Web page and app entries
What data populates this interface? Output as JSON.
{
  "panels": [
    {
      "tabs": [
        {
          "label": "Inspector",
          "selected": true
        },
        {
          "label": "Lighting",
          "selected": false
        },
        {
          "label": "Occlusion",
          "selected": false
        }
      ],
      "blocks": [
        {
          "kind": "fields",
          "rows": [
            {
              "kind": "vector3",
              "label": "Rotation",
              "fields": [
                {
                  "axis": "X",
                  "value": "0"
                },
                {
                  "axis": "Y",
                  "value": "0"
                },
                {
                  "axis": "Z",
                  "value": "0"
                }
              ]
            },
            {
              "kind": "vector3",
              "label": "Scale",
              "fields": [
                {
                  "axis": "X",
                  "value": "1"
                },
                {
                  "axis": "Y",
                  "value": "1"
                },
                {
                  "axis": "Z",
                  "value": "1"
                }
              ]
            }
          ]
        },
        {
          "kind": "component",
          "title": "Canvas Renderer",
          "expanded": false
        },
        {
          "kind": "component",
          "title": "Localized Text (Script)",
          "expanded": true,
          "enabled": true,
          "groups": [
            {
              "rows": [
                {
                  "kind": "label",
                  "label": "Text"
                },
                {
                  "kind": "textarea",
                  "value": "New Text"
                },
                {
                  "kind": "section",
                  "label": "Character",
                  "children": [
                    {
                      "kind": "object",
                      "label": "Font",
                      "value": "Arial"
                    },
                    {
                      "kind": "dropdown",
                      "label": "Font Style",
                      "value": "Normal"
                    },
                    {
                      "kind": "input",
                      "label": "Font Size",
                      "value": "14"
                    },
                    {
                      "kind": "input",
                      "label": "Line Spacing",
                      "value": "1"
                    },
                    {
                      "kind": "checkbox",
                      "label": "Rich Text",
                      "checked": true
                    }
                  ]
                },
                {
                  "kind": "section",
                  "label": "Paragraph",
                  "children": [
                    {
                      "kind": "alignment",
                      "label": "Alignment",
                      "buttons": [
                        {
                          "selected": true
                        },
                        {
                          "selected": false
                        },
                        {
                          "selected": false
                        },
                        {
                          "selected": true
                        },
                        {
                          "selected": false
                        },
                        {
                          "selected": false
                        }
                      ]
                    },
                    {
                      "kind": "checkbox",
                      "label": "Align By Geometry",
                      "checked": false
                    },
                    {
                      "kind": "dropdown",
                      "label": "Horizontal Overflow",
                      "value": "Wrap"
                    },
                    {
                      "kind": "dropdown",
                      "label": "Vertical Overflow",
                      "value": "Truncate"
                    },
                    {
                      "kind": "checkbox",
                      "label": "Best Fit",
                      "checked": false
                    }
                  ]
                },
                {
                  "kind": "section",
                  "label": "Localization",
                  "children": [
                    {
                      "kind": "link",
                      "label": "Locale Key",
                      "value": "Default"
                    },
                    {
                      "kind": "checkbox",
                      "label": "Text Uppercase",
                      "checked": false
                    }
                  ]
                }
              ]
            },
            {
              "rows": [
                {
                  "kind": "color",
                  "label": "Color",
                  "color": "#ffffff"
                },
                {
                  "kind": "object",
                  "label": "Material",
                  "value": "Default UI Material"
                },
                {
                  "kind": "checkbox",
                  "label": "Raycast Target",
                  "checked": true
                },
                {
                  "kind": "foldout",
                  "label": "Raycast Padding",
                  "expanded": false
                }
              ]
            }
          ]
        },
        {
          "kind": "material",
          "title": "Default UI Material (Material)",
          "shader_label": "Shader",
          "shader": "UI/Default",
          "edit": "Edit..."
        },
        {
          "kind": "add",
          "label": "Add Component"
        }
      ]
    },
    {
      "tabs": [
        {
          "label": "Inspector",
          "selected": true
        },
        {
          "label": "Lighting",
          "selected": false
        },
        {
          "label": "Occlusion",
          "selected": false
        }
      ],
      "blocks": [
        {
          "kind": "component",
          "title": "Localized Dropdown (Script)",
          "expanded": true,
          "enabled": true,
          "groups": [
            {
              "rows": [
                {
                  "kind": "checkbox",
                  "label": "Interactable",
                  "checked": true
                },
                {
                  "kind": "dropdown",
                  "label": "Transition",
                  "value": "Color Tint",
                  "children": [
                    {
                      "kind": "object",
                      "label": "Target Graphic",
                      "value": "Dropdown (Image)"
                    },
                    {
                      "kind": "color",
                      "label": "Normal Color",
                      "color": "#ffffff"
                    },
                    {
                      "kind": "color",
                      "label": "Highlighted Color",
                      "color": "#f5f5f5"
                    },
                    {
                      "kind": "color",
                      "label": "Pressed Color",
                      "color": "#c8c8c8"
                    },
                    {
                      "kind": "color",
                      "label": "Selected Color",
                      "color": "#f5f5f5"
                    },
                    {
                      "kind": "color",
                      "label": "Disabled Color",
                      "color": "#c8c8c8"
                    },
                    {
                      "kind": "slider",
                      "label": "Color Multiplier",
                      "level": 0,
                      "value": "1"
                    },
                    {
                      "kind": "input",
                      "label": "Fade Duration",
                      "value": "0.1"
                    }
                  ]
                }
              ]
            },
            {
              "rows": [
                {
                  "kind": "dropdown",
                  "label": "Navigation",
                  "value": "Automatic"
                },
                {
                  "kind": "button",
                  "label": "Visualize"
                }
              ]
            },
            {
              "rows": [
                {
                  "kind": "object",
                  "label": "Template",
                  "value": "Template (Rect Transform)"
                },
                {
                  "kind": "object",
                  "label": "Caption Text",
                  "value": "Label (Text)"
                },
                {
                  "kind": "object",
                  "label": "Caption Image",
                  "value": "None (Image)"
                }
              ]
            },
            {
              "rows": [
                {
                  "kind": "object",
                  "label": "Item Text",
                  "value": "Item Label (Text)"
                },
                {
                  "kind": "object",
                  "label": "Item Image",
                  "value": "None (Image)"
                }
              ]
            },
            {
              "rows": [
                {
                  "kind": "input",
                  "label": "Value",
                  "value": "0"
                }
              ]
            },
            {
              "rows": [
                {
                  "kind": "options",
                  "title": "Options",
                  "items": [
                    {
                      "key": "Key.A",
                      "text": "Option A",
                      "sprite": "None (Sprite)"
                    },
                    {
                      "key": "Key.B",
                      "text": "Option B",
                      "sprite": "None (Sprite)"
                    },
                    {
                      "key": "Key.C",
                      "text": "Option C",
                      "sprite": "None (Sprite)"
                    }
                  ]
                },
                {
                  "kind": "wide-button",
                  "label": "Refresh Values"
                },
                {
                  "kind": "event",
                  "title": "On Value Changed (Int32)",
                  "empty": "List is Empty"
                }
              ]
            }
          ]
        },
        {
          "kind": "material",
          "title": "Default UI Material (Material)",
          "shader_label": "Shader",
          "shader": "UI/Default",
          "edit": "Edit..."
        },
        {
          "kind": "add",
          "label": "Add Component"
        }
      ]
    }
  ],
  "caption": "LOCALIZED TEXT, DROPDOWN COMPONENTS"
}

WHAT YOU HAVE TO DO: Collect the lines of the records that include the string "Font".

SOLUTION TO THE PROBLEM:
                      "label": "Font",
                      "label": "Font Style",
                      "label": "Font Size",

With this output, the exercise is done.